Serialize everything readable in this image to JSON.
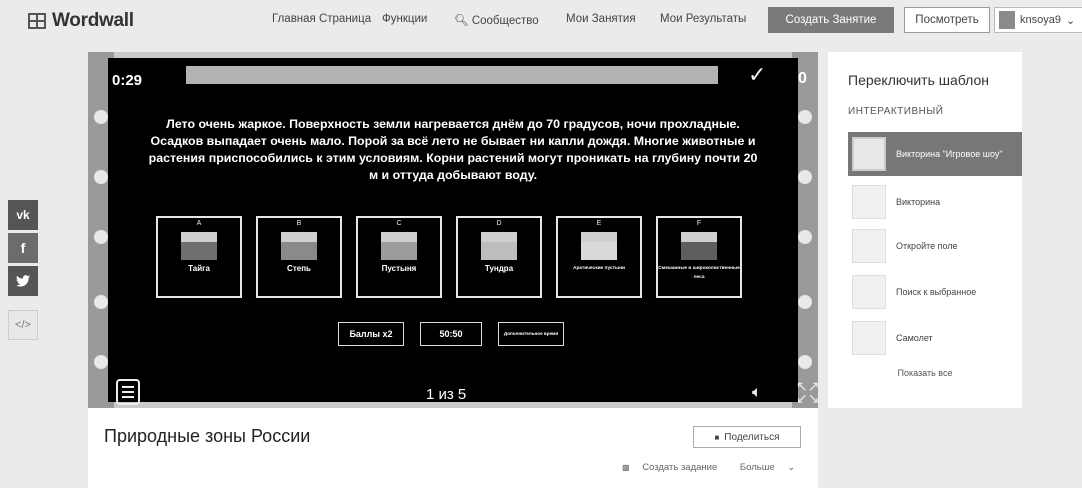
{
  "header": {
    "logo_text": "Wordwall",
    "nav": [
      "Главная Страница",
      "Функции",
      "Сообщество",
      "Мои Занятия",
      "Мои Результаты"
    ],
    "create_label": "Создать Занятие",
    "login_label": "Посмотреть",
    "user_name": "knsoya9"
  },
  "social": {
    "vk": "vk",
    "facebook": "f",
    "twitter": "t",
    "embed": "</>"
  },
  "game": {
    "timer": "0:29",
    "score": "0",
    "question": "Лето очень жаркое. Поверхность земли нагревается днём до 70 градусов, ночи прохладные. Осадков выпадает очень мало. Порой за всё лето не бывает ни капли дождя. Многие животные и растения приспособились к этим условиям. Корни растений могут проникать на глубину почти 20 м и оттуда добывают воду.",
    "options": [
      {
        "letter": "A",
        "label": "Тайга",
        "color": "#6f6f6f"
      },
      {
        "letter": "B",
        "label": "Степь",
        "color": "#8a8a8a"
      },
      {
        "letter": "C",
        "label": "Пустыня",
        "color": "#9c9c9c"
      },
      {
        "letter": "D",
        "label": "Тундра",
        "color": "#bdbdbd"
      },
      {
        "letter": "E",
        "label": "Арктические пустыни",
        "color": "#d9d9d9"
      },
      {
        "letter": "F",
        "label": "Смешанные и широколиственные леса",
        "color": "#5e5e5e"
      }
    ],
    "powerups": [
      "Баллы x2",
      "50:50",
      "Дополнительное время"
    ],
    "page": "1 из 5"
  },
  "title_card": {
    "title": "Природные зоны России",
    "share_label": "Поделиться",
    "create_task": "Создать задание",
    "more": "Больше"
  },
  "panel": {
    "header": "Переключить шаблон",
    "category": "ИНТЕРАКТИВНЫЙ",
    "templates": [
      {
        "name": "Викторина \"Игровое шоу\"",
        "icon": "quiz-show-icon"
      },
      {
        "name": "Викторина",
        "icon": "quiz-icon"
      },
      {
        "name": "Откройте поле",
        "icon": "open-box-icon"
      },
      {
        "name": "Поиск к выбранное",
        "icon": "whack-icon"
      },
      {
        "name": "Самолет",
        "icon": "airplane-icon"
      }
    ],
    "show_all": "Показать все"
  }
}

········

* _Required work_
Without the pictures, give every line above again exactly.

* _Response area_
Serialize everything readable in this image to JSON.
{
  "header": {
    "logo_text": "Wordwall",
    "nav": [
      "Главная Страница",
      "Функции",
      "Сообщество",
      "Мои Занятия",
      "Мои Результаты"
    ],
    "create_label": "Создать Занятие",
    "login_label": "Посмотреть",
    "user_name": "knsoya9"
  },
  "social": {
    "vk": "vk",
    "facebook": "f",
    "twitter": "t",
    "embed": "</>"
  },
  "game": {
    "timer": "0:29",
    "score": "0",
    "question": "Лето очень жаркое. Поверхность земли нагревается днём до 70 градусов, ночи прохладные. Осадков выпадает очень мало. Порой за всё лето не бывает ни капли дождя. Многие животные и растения приспособились к этим условиям. Корни растений могут проникать на глубину почти 20 м и оттуда добывают воду.",
    "options": [
      {
        "letter": "A",
        "label": "Тайга",
        "color": "#6f6f6f"
      },
      {
        "letter": "B",
        "label": "Степь",
        "color": "#8a8a8a"
      },
      {
        "letter": "C",
        "label": "Пустыня",
        "color": "#9c9c9c"
      },
      {
        "letter": "D",
        "label": "Тундра",
        "color": "#bdbdbd"
      },
      {
        "letter": "E",
        "label": "Арктические пустыни",
        "color": "#d9d9d9"
      },
      {
        "letter": "F",
        "label": "Смешанные и широколиственные леса",
        "color": "#5e5e5e"
      }
    ],
    "powerups": [
      "Баллы x2",
      "50:50",
      "Дополнительное время"
    ],
    "page": "1 из 5"
  },
  "title_card": {
    "title": "Природные зоны России",
    "share_label": "Поделиться",
    "create_task": "Создать задание",
    "more": "Больше"
  },
  "panel": {
    "header": "Переключить шаблон",
    "category": "ИНТЕРАКТИВНЫЙ",
    "templates": [
      {
        "name": "Викторина \"Игровое шоу\"",
        "icon": "quiz-show-icon"
      },
      {
        "name": "Викторина",
        "icon": "quiz-icon"
      },
      {
        "name": "Откройте поле",
        "icon": "open-box-icon"
      },
      {
        "name": "Поиск к выбранное",
        "icon": "whack-icon"
      },
      {
        "name": "Самолет",
        "icon": "airplane-icon"
      }
    ],
    "show_all": "Показать все"
  }
}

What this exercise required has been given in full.